Pyeongchang - It is a niche sport in which two men lie, one on top of the other, in
skin-tight uniforms and hurtle feet-first down an ice chute on a tiny
No wonder the doubles luge turned heads at the Pyeongchang Winter Games.
Twitter was inundated with comments when the competition took place
late on Wednesday at the Pyeongchang Games, with many wondering why
anyone would want to do it.
Matthew Pinsent, the retired British rower who won four Olympic
golds, was amazed by what he was seeing - even though the luge is one
of the oldest winter sports.
"Even as man who has spent most of my Olympic career stuffed into a
small vehicle getting sweaty with big blokes in lycra - men's double
luge is still a thing of wonder," he tweeted.
Many appeared to agree.
"My brain is trying so hard to process this," said one typical post on Twitter.
"World's weirdest sport," chimed another, and one person tweeted:
"Luge is if you want to kill yourself while lying on your best friend."
"Saw a couple laying on one beach lounger. I thought it looked
uncomfortable but then realised they must be practising for the double
luge," said another post.
But despite the reaction, this is top-level Olympic sport and livelihoods - and lives - are at stake.
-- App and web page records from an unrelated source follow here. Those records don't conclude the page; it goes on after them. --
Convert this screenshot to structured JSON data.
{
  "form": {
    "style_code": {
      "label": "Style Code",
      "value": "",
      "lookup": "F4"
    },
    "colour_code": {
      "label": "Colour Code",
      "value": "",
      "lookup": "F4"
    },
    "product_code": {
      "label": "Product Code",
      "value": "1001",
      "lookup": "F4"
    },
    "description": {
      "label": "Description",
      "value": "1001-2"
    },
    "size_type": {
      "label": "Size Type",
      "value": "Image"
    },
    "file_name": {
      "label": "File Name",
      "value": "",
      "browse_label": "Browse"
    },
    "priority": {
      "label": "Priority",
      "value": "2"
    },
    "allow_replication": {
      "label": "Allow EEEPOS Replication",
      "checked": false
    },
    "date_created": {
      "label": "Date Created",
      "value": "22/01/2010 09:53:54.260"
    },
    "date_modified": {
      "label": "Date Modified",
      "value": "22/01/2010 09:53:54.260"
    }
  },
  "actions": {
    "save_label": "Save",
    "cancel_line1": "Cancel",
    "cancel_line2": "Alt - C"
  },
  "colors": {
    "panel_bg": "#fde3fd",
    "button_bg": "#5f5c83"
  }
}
So what is the luge? The first international race was held in Davos, Switzerland in 1883.
Unlike bobsleigh, competitors do not have a barrier on their sled to
protect them. Nor do they have brakes as they negotiate a race track of
1 000m to 1 500m travelling as fast as a car on a motorway.
It can be done in singles, doubles or team relay. In the doubles, the
larger of the two team members lies on top for better aerodynamics.
There is no women's doubles event at these Olympics - something that
did not go unnoticed by those watching the action in South Korea.
It is not a sport for the faint-hearted.
Competitors lie on their backs on a tiny sled and slide feet-first at speeds of about 140 kilometres per hour.
Underlining the danger involved, the Vancouver 2010 Olympics was
marred by the death of Georgian luger Nodar Kumaritashvili during a
fateful training run.
Earlier this week at the Pyeongchang Olympics, American luger Emily
Sweeney suffered a frightening crash that saw her bounce around the
She escaped serious injury, but it was a reminder of the perils that
lugers face in the pursuit of gold - and for the entertainment of those
safely at home on their sofas.
"When Emily crashed that was really hard," said team-mate Summer Britcher.
"I've never been so relieved as when I saw her get up and walking."